For this entirely feasible scenario to become a reality we need you to see that your interests and your bottom line are best served by a mature and far-sighted vision—and, frankly, by common human decency. On our side, in the MDC, we see a political transition as our calling. We want and need a process of electoral reform that will give citizens the right to campaign and vote peacefully. I can assure you all that, with these building blocks in place—and with the necessary international observers present and on the ground well in advance of elections—MDC will win a huge majority.
For me personally, I have no political ambitions. I am a product of my circumstances, as I explained earlier. Nevertheless, I will continue to participate and speak out in the interests of ordinary Zimbabweans.
We seek to be free, and for companies to prosper in a society that is relatively free of corruption like Botswana. In the dark days of Apartheid, the grand anti-Apartheid alliance was a key component in the deconstruction of that system. Is the decade-long democratic struggle of the people of Zimbabwe—one in which we seek to rid ourselves of the stench of ZANU-PF’S corruption and violence—not deserving of your collective support? Should we feel guilty asking for South African and international help?
We humbly believe we have earned our right to ask for such support—and we do so in the knowledge that another dictatorship will tumble in the fullness of time.
I hope to have touched you with some sense of the plight facing ordinary Zimbabweans.

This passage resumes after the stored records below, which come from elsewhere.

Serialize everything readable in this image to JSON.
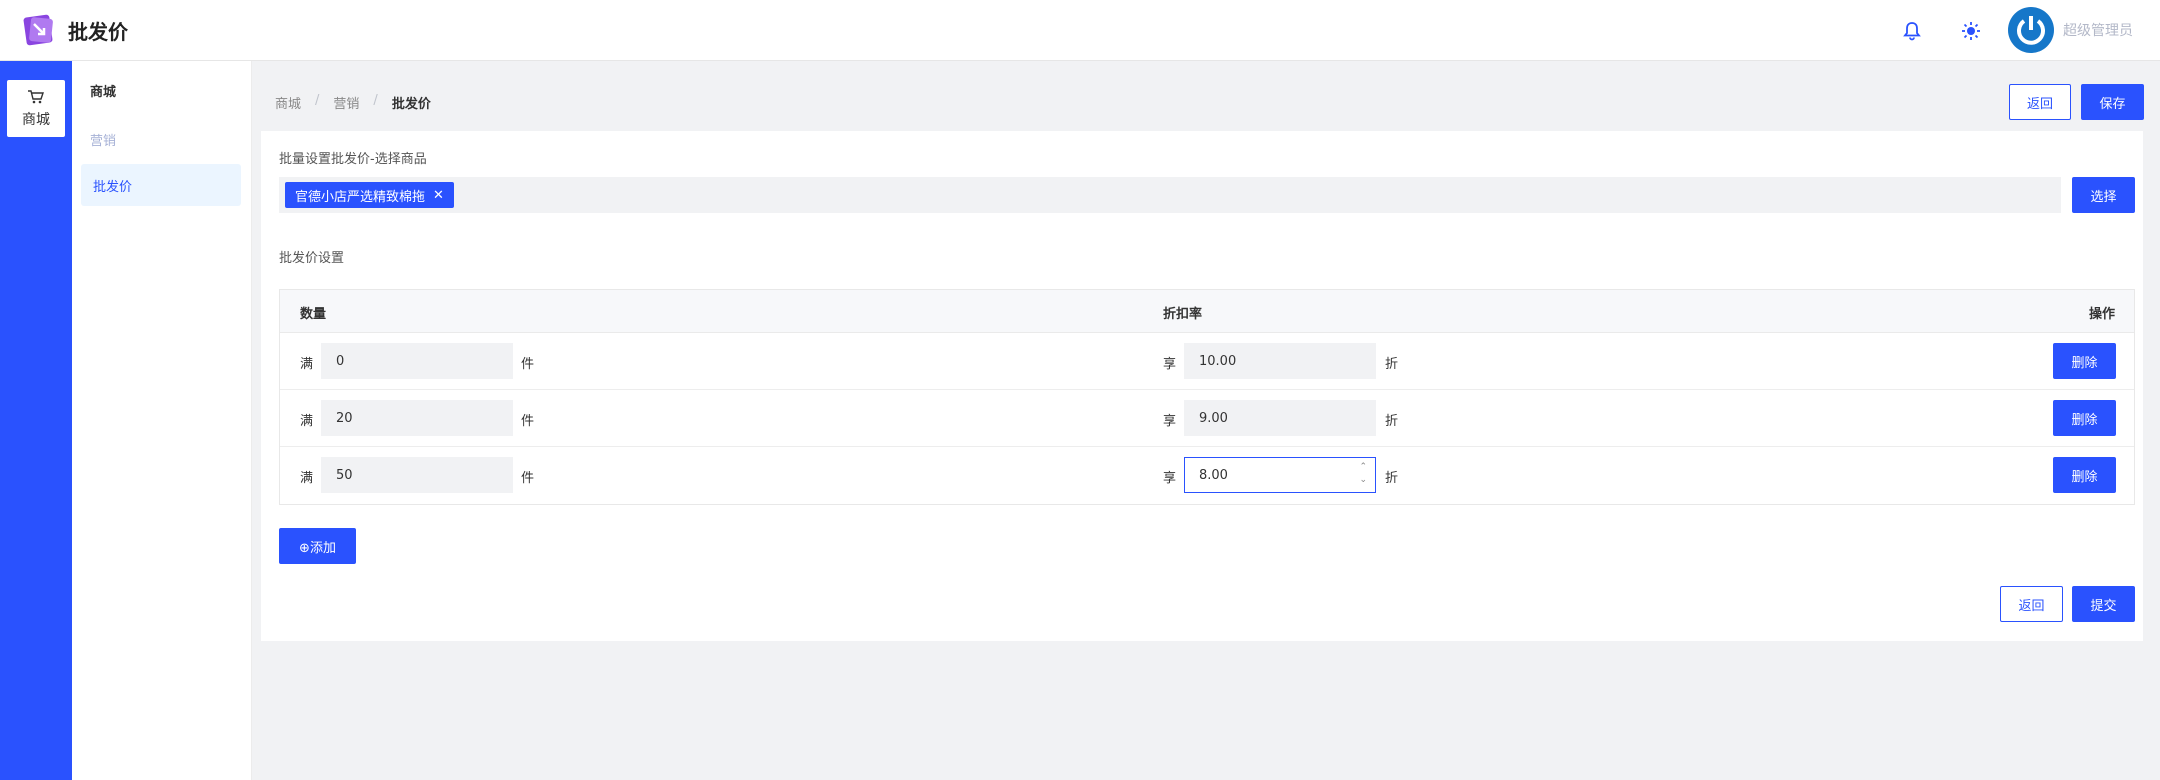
{
  "header": {
    "title": "批发价",
    "username": "超级管理员"
  },
  "sidebar_main": {
    "items": [
      {
        "label": "商城",
        "icon": "cart-icon"
      }
    ]
  },
  "sidebar_sub": {
    "title": "商城",
    "group": "营销",
    "items": [
      {
        "label": "批发价"
      }
    ]
  },
  "breadcrumb": [
    "商城",
    "营销",
    "批发价"
  ],
  "top_actions": {
    "back": "返回",
    "save": "保存"
  },
  "goods": {
    "label": "批量设置批发价-选择商品",
    "selected": [
      "官德小店严选精致棉拖"
    ],
    "choose_button": "选择"
  },
  "price_settings": {
    "label": "批发价设置",
    "columns": [
      "数量",
      "折扣率",
      "操作"
    ],
    "prefix_qty": "满",
    "suffix_qty": "件",
    "prefix_rate": "享",
    "suffix_rate": "折",
    "delete_label": "删除",
    "rows": [
      {
        "qty": "0",
        "rate": "10.00"
      },
      {
        "qty": "20",
        "rate": "9.00"
      },
      {
        "qty": "50",
        "rate": "8.00"
      }
    ],
    "add_label": "⊕添加"
  },
  "bottom_actions": {
    "back": "返回",
    "submit": "提交"
  },
  "colors": {
    "primary": "#2a52fe",
    "sidebar_active_bg": "#ebf5ff",
    "page_bg": "#f1f2f4"
  }
}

I thank you all for your indulgence and will endeavour to answer any questions you may have.